Embraer restrores prototype of the EMB 121 XINGU
Sept. 8, 2009 – São José dos Campos, As part of the Company’s 40th anniversary commemorations, Embraer performed a careful restoration of the EMB 121 Xingu prototype, tail number PP-ZXI, which was the first pressurized airplane built by the company
Sept. 8, 2009 – São José dos Campos, As part of the Company’s 40th anniversary commemorations, Embraer performed a careful restoration of the EMB 121 Xingu prototype, tail number PP-ZXI, which was the first pressurized airplane built by the company. The restoration work was carried out by students from the National Industrial Apprenticeship Service (Serviço Nacional de Aprendizagem Industrial – SENAI) in São José dos Campos, Jacareí, and Taubaté, under the supervision of Embraer personnel. After being
displayed for Company employees, the aircraft will be on permanent exhibit at the Aerospace Museum (MUSAL), in Rio de Janeiro.
In 2009, the EMB 121 Xingu, of which 105 were built, celebrates the 30th anniversary of its certification. This initiative continues the process of restoring Embraer aircraft that began in 2008 with the second prototype of the Bandeirante. The airplane was originally designed and built by the then-Aeronautical Technical Center (Centro Técnico de Aeronáutica – CTA), now the Aerospace Technology General Command, leading to the founding of Embraer, on August 19, 1969. The same work was done on both prototypes of the CBA 123, in 2009.
“It has been a unique opportunity to be able to restore Embraer’s historic aircraft,” explains Pedro Ferraz, Director of the Embraer Education and Research Institute. “The Xingu PP-ZXI flew for the first time on October 22, 1976, and is different from the other models that were
manufactured. Following its validation, the cabin of this airplane was lengthened, in order to accommodate more passengers, and received more powerful engines.
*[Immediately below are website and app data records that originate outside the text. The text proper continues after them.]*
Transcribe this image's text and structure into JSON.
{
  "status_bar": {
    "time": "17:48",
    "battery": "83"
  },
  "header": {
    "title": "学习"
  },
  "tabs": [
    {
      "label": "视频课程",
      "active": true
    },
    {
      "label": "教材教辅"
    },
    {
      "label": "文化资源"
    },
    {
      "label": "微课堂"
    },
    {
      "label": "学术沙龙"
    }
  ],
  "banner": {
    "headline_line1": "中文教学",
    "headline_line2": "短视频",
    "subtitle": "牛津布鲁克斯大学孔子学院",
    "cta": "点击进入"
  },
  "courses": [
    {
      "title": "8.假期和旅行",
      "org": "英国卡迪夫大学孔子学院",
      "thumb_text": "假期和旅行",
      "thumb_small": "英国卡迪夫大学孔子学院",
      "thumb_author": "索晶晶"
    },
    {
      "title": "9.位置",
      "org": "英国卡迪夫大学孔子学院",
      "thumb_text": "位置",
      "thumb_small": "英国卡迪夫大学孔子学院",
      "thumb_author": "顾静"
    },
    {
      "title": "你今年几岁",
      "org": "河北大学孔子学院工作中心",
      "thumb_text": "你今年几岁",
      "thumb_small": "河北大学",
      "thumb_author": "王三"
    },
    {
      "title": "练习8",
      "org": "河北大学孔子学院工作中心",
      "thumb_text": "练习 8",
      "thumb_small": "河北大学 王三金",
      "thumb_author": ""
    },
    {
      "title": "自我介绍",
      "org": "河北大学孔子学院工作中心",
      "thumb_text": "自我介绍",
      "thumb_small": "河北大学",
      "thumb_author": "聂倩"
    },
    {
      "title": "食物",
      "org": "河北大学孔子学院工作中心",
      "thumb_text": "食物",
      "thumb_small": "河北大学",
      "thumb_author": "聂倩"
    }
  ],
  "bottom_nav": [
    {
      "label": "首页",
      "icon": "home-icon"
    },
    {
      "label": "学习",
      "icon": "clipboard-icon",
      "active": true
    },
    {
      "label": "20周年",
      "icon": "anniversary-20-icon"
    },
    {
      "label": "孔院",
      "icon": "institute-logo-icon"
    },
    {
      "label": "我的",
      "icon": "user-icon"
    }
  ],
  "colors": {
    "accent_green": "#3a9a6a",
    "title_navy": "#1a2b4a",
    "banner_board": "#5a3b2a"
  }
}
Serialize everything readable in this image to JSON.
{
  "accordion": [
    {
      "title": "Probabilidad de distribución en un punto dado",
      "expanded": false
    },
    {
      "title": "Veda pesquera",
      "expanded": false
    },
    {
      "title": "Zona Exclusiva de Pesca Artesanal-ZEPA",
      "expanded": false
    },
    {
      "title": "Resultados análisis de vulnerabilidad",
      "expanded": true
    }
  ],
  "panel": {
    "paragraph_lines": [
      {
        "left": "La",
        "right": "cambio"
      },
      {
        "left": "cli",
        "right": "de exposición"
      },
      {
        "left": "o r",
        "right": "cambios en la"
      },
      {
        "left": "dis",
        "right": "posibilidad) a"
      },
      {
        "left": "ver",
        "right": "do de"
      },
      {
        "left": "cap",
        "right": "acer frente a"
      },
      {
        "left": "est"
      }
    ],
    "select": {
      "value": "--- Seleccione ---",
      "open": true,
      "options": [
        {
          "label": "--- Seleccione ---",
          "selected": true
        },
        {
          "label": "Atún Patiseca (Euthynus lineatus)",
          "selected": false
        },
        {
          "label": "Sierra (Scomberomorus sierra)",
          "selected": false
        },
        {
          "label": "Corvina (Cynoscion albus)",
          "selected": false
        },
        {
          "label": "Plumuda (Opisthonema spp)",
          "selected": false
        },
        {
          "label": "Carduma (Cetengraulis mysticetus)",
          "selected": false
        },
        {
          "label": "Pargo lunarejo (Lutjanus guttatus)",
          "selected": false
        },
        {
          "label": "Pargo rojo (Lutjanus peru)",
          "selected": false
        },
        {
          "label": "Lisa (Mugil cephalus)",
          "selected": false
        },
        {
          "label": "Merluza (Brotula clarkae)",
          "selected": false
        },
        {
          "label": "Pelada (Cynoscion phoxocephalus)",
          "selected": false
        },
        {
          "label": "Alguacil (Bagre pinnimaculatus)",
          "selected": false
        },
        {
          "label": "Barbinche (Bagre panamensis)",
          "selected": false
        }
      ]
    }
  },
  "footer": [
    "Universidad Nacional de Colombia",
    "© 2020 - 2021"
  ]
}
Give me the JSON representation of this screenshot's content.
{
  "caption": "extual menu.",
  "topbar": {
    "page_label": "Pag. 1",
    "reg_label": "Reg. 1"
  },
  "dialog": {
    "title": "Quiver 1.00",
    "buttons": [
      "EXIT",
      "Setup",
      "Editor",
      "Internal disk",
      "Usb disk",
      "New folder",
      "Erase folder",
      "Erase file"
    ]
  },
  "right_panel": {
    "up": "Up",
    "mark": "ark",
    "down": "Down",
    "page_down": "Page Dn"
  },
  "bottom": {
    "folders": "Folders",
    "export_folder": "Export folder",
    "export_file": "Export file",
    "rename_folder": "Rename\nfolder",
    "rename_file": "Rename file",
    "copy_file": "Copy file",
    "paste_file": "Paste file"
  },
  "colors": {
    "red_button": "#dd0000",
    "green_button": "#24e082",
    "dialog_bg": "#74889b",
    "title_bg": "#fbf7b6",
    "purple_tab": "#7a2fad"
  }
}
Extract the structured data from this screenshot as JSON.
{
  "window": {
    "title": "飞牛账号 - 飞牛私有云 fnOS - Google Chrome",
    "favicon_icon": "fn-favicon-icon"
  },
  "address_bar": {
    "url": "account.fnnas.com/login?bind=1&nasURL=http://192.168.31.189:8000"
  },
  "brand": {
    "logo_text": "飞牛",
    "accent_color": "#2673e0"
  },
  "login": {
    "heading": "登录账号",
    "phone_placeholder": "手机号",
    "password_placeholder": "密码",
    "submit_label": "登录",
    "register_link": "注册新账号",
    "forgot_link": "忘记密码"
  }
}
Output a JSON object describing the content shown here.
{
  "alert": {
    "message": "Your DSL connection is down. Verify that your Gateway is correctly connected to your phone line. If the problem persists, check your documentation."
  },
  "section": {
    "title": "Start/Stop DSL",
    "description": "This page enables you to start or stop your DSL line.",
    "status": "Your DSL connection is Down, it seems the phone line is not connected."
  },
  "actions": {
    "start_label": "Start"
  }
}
However, this version was never produced in series.”
Co-ordinated by technical leaders from Embraer, the students from SENAI dedicated themselves to the project simultaneously to their academic studies. The activities involved instruction, training, and oversight of the students who acquired knowledge regarding aircraft manufacturing, assembly techniques, and the use of specialized tools. During the restoration process, several parts of the fuselage, cabin, and wings needed to be rebuilt with composite materials.